A reimagining of the classic horror tale, “Carrie” tells the story of Carrie White (Chloë Grace Moretz), a shy girl outcast by her peers and sheltered by her deeply religious mother, who unleashes telekinetic terror on her small town after being pushed too far at her senior prom.
Says director Kimberly Peirce, “Having Julianne play Margaret was a dream come true. She’s a brilliant stage and film performer with an extraordinary intelligence, sensuality, and playfulness to her and her work. She deepened the entire film, making it more fun, emotional, and powerful.”
In addition, Peirce adds, “When Julianne came on set a couple of weeks into production, she helped trigger a profound growth in Chloë. Julianne is a brilliant actress, a consummate professional, and one of the most generous actors I have worked with. She’s also a great mother to her own children.

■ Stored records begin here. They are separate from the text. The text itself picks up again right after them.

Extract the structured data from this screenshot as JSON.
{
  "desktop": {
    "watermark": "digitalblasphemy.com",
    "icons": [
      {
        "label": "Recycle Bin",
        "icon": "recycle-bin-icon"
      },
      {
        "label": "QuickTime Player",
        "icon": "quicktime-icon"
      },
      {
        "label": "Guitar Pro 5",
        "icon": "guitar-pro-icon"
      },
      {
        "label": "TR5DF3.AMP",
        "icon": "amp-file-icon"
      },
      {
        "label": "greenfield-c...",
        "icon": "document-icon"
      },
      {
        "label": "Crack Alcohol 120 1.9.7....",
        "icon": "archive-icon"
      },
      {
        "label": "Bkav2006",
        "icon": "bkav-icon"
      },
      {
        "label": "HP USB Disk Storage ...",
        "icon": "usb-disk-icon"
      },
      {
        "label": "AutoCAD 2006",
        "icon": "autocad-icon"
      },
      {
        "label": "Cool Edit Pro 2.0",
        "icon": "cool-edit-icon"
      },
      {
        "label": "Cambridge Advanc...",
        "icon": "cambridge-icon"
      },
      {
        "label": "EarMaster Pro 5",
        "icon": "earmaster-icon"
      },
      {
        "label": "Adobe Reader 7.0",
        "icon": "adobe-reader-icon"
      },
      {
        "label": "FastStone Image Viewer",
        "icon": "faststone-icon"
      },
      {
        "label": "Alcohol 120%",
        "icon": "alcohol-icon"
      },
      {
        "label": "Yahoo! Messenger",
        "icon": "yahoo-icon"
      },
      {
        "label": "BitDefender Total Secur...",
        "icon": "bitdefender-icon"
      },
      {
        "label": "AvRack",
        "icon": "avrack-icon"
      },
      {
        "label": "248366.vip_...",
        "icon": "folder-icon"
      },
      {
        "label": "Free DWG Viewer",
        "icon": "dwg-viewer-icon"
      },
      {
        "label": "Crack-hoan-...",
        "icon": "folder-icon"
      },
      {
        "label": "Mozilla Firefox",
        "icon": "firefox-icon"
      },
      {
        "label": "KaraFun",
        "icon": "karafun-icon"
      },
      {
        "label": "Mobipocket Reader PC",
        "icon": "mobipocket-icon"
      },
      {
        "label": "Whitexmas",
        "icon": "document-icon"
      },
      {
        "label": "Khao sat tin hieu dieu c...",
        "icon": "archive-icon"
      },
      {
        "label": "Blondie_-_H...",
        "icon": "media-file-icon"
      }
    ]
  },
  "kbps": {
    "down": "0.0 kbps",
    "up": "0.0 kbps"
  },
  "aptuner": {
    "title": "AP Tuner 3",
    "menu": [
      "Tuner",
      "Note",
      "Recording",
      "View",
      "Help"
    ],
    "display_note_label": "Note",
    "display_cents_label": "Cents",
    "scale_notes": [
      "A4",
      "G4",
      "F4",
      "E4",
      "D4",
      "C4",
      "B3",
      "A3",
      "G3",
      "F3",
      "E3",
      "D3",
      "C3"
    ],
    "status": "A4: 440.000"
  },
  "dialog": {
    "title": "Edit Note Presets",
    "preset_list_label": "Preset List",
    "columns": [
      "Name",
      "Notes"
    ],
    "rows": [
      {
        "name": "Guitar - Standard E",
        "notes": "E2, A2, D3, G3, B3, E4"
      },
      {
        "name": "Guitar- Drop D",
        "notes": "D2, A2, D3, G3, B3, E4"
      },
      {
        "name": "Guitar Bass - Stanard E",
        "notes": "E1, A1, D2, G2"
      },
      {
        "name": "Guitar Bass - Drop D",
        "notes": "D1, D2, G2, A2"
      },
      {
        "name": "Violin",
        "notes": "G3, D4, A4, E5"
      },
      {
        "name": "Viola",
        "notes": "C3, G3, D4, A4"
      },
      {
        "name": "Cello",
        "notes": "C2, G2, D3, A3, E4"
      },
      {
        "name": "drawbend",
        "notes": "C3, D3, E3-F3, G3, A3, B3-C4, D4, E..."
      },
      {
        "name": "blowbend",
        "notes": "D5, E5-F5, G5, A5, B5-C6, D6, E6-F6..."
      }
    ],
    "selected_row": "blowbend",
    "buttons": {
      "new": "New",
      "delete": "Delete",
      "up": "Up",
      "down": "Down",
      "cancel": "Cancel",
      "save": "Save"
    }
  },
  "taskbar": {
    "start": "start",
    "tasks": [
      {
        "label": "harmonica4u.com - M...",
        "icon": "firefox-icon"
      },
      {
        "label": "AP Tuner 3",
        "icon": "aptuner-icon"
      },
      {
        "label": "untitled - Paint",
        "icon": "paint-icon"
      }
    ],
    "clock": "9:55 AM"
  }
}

She brought all of these qualities to her relationship with Chloe — they really bonded and became a mother-daughter unit. You feel their connection in every one of their scenes – the emotion, the intensity, and their love and need for one another. Their relationship, both as a love affair and as a duel, forms the heart and soul of the movie. It’s what drives the movie forward from scene one to the climax.”
Chloe Grace Moretz says working with Moore was “one of the most amazing experiences” she’s ever had as an actress. “If I could work with her on every movie I do for the rest of my life, I would. She brought so much to this project and she really made both of our characters even more advanced. What Julianne showed, because Julianne is a mother, is that Margaret is never trying to harm her daughter. Margaret is trying to be the best parent, and she doesn’t know how to because she is so paranoid and terrified of what might happen to her daughter. She wants to keep her in the house, keep her in the closet, keep her safe, keep her a child.”
Moore credits Peirce coming onto the project and her approach to the material as key factors in clinching her involvement. “It’s such an iconic film and amazing story, so you approach it with some trepidation, but I think Kim Peirce is a wonderful director and this take on the story has a great point of view,” says Moore. “A lot of things Kim did go back to the original book by Stephen King. You have to definitely do your own thing, rather than remake it.”
Although the adolescent story is the same, Moore notes, “so much has changed in the ways teenagers communicate, so I thought the social media element was a compelling way to update it. I also loved that more of Margaret’s shocking and scary back-story from the book was incorporated into this script.”
Though she has portrayed many complex characters over her illustrious career, the versatile actress had never tackled a role quite like this. “Margaret is a miserable person, and quite frankly, she was miserable to play,” Moore adds, laughing. “At its core, `Carrie’ is about adolescent rebellion; it is certainly extreme in the relationship Carrie has with her mother, but at a certain point in everyone’s life, they grow up and away from who they are as a child. Carrie’s at that moment when she wants to move forward and claim her adolescence but has a parent who’s obstructing that path. In addition to all that, she’s dealing with being at the bottom of the high school social hierarchy.”
Moore was impressed by her onscreen daughter’s ability to channel the ups and downs of adolescence into her performance. “Chloe’s so talented and incredibly hard working and very present,” says Moore, “and she brings a tremendous amount of herself and her ability to the role. I think one of the things that’s so lovely about this is that she is actually an adolescent, so I’m working with somebody who’s in the midst of that change, and that’s kind of unusual.”
Opening across the Philippines in October 16, “Carrie” is distributed by Columbia Pictures, local office of Sony Pictures Releasing International.